As apprenticeships date back to the Middle Ages it is not surprising that some people’s perceptions of them belong in the Dark Ages.
There are a lot of myths and misconceptions floating around about engineering apprenticeships specifically too. Young people – especially potential female engineers – need to know the story behind the false impressions.
Poor pay and marginalised
In actual fact, apprenticeships provide the national minimum wage and many actually pay above that.
The important thing to keep in mind is that there is a UK-wide – in fact global – shortage of people with engineering qualifications. Industry and education are working hard to attract more people – especially women – to engineering employment. It is a highly valued and respected career path.
This means that after your engineering apprenticeship, you may well be able to have your pick of jobs and could quickly find yourself earning a substantial salary.
University graduates have better pay and prospects
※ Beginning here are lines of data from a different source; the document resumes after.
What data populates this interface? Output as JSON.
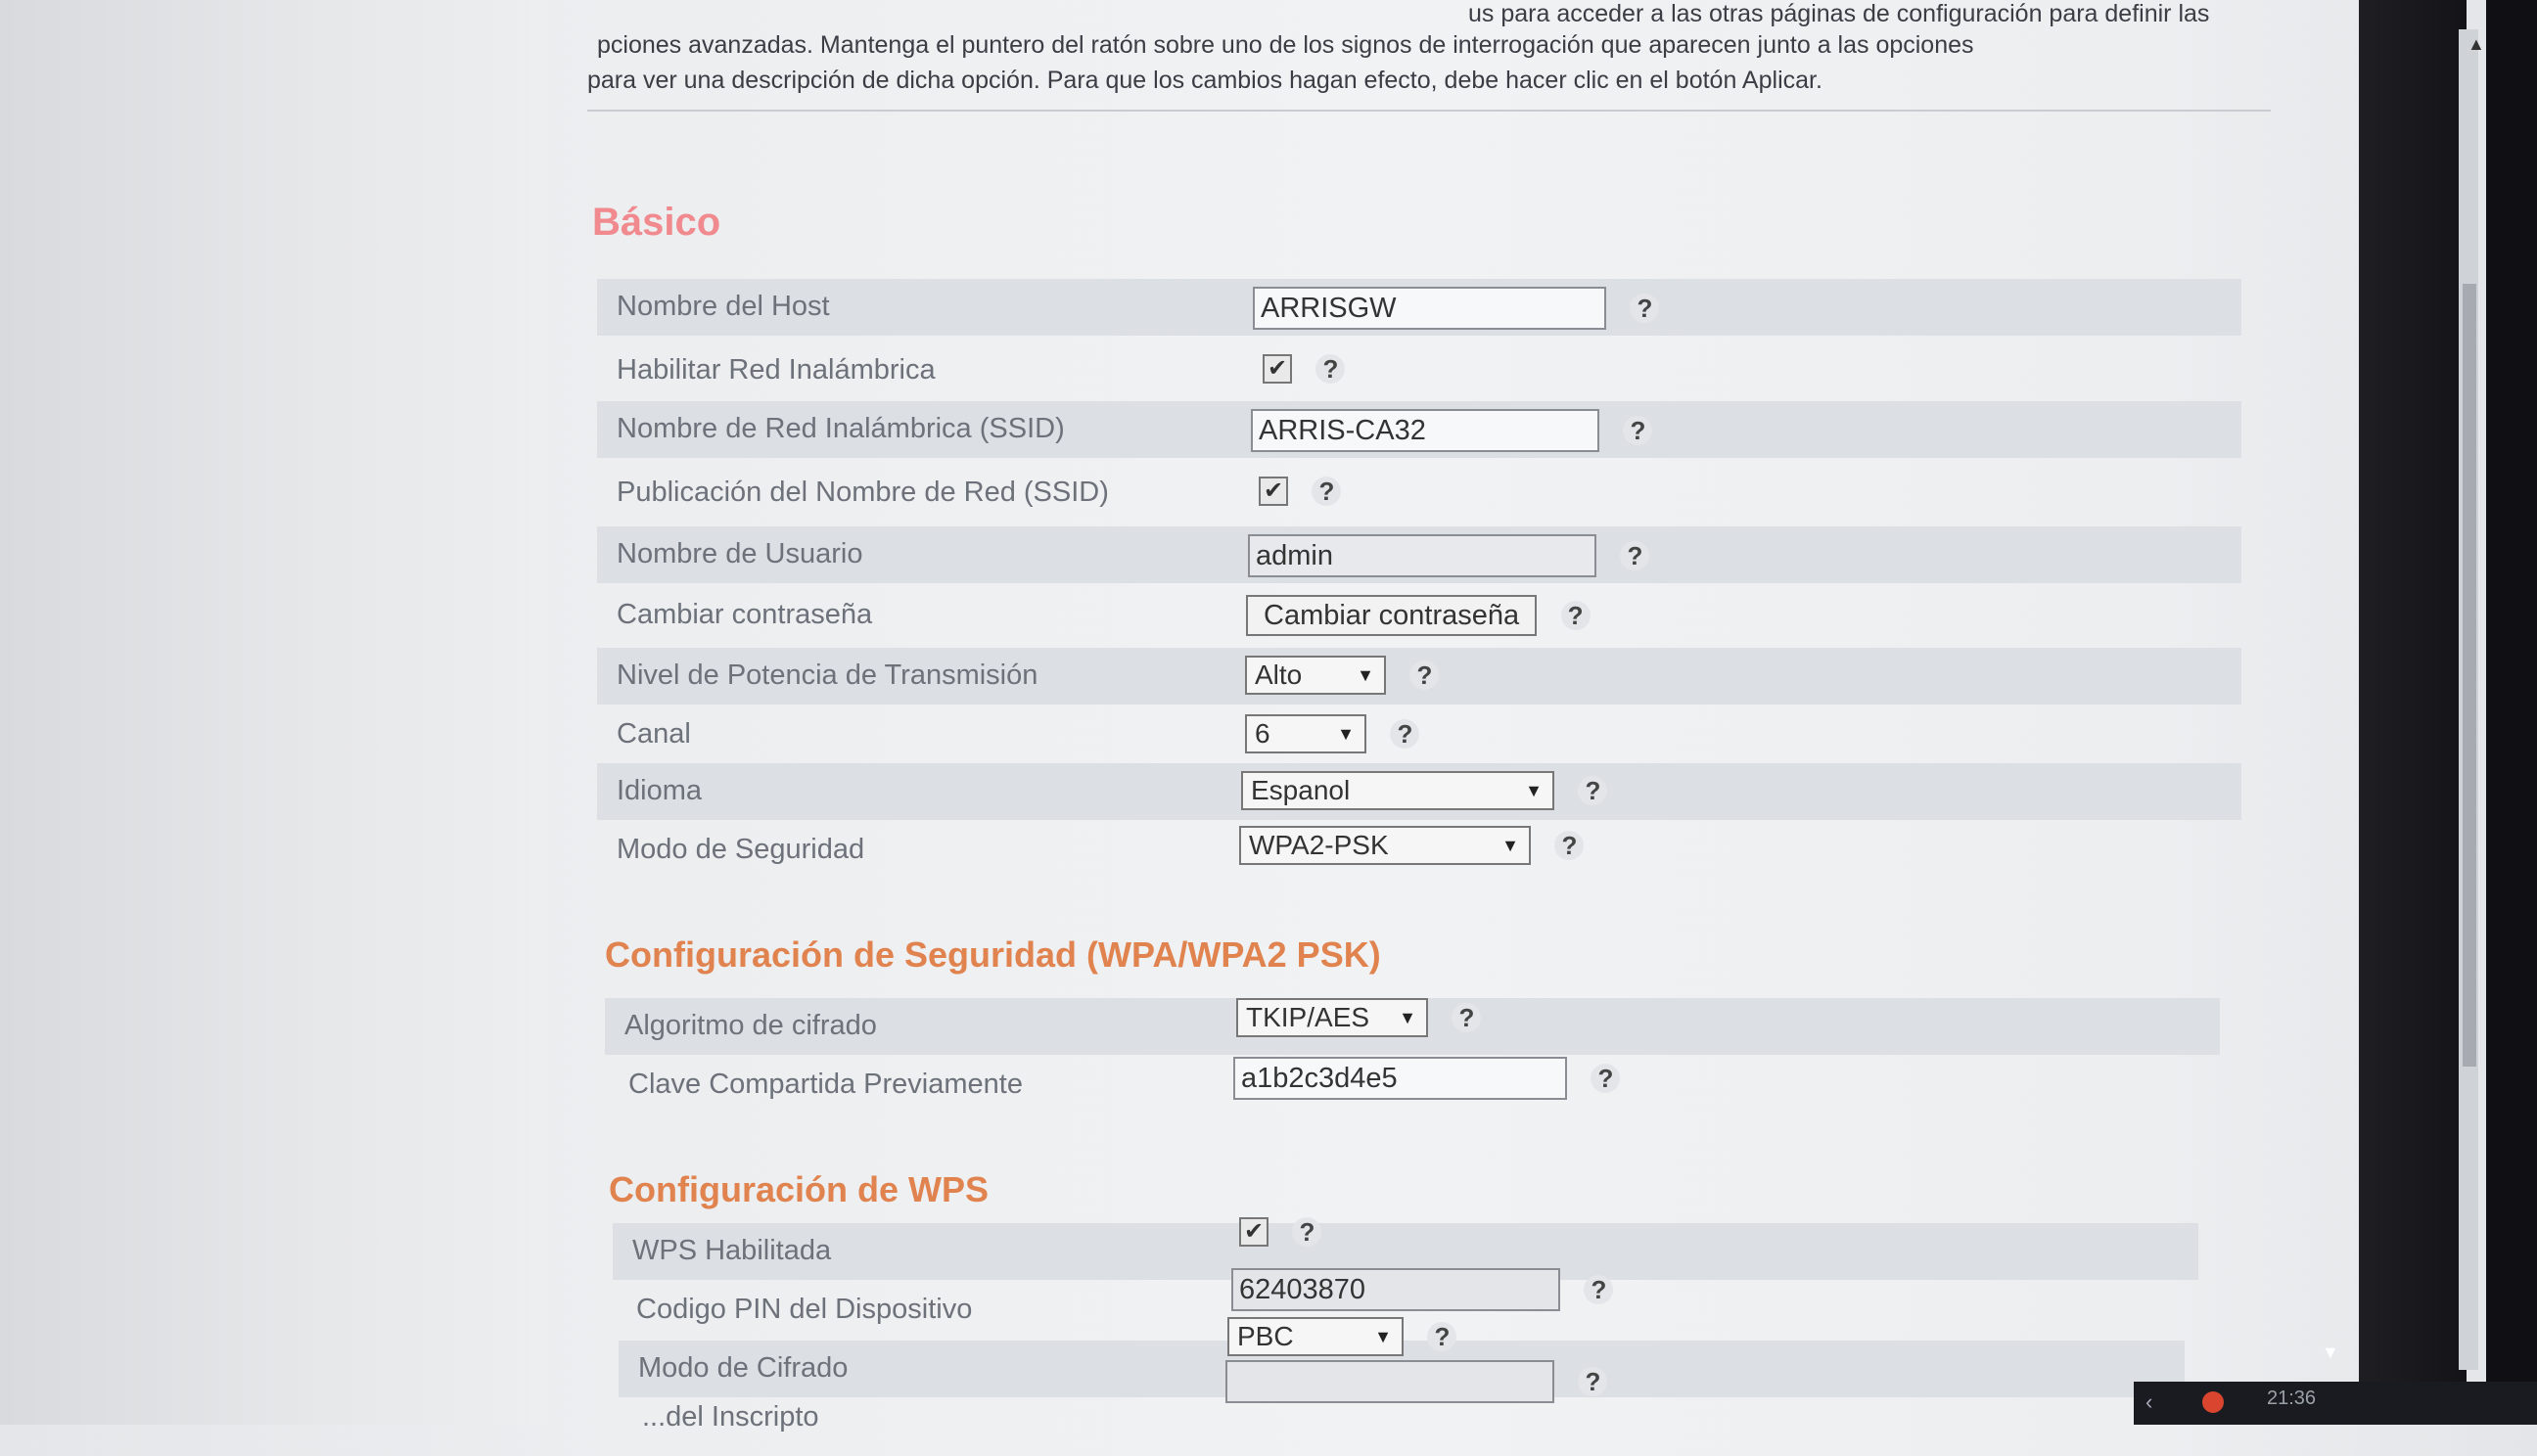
{
  "intro": {
    "line1": "pciones avanzadas. Mantenga el puntero del ratón sobre uno de los signos de interrogación que aparecen junto a las opciones",
    "line0": "us para acceder a las otras páginas de configuración para definir las",
    "line2": "para ver una descripción de dicha opción. Para que los cambios hagan efecto, debe hacer clic en el botón Aplicar."
  },
  "help_symbol": "?",
  "sections": {
    "basic": "Básico",
    "security": "Configuración de Seguridad (WPA/WPA2 PSK)",
    "wps": "Configuración de WPS"
  },
  "basic": {
    "hostname_label": "Nombre del Host",
    "hostname_value": "ARRISGW",
    "wireless_label": "Habilitar Red Inalámbrica",
    "wireless_checked": true,
    "ssid_label": "Nombre de Red Inalámbrica (SSID)",
    "ssid_value": "ARRIS-CA32",
    "broadcast_label": "Publicación del Nombre de Red (SSID)",
    "broadcast_checked": true,
    "username_label": "Nombre de Usuario",
    "username_value": "admin",
    "password_label": "Cambiar contraseña",
    "password_button": "Cambiar contraseña",
    "power_label": "Nivel de Potencia de Transmisión",
    "power_value": "Alto",
    "channel_label": "Canal",
    "channel_value": "6",
    "language_label": "Idioma",
    "language_value": "Espanol",
    "secmode_label": "Modo de Seguridad",
    "secmode_value": "WPA2-PSK"
  },
  "security": {
    "cipher_label": "Algoritmo de cifrado",
    "cipher_value": "TKIP/AES",
    "psk_label": "Clave Compartida Previamente",
    "psk_value": "a1b2c3d4e5"
  },
  "wps": {
    "enabled_label": "WPS Habilitada",
    "enabled_checked": true,
    "pin_label": "Codigo PIN del Dispositivo",
    "pin_value": "62403870",
    "mode_label": "Modo de Cifrado",
    "mode_value": "PBC",
    "enroll_label": "...del Inscripto",
    "enroll_value": ""
  },
  "taskbar": {
    "clock": "21:36"
  },
  "glyphs": {
    "check": "✔",
    "arrow": "▼",
    "scroll_up": "▲",
    "scroll_down": "▼"
  }
}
There are a few lingering myths about the different routes to be a qualified engineer. If you choose to enrol on an apprenticeship in the North West of England, your work experience and qualifications will carry a long of weight with future employers. You gain engineering qualifications without getting into debt too.
Qualifications gained are not as good as degrees
There is a wide range of different qualifications you can gain from both higher education and apprenticeship routes. They are accredited by bodies made up of both academics and employers, who know what skills, knowledge and attributes the engineering industry needs to go forwards.
You choose a qualification that suits your level of learning. You could reach a higher level on an engineering apprenticeship, which is the equivalent of a foundation degree at university.
Apprenticeships are “just” training schemes for young people
Of course, you get on-the-job training throughout your apprenticeship. However, this will be a real job. You will be as much a part of the team at your company as anyone else.
Engineering apprenticeships are not just for school and college leavers either. The government funds placements for ages 16 to 24, but you can opt to gain qualifications as an engineering apprentice at any age!
Apprenticeships are all work and no play
It’s rare these days to find a university student who doesn’t have a part-time job during their studies. If you’re an engineering apprentice, the difference is that the wage is all taken care of while you gain qualifications; probably leaving you with spare cash for your leisure time too.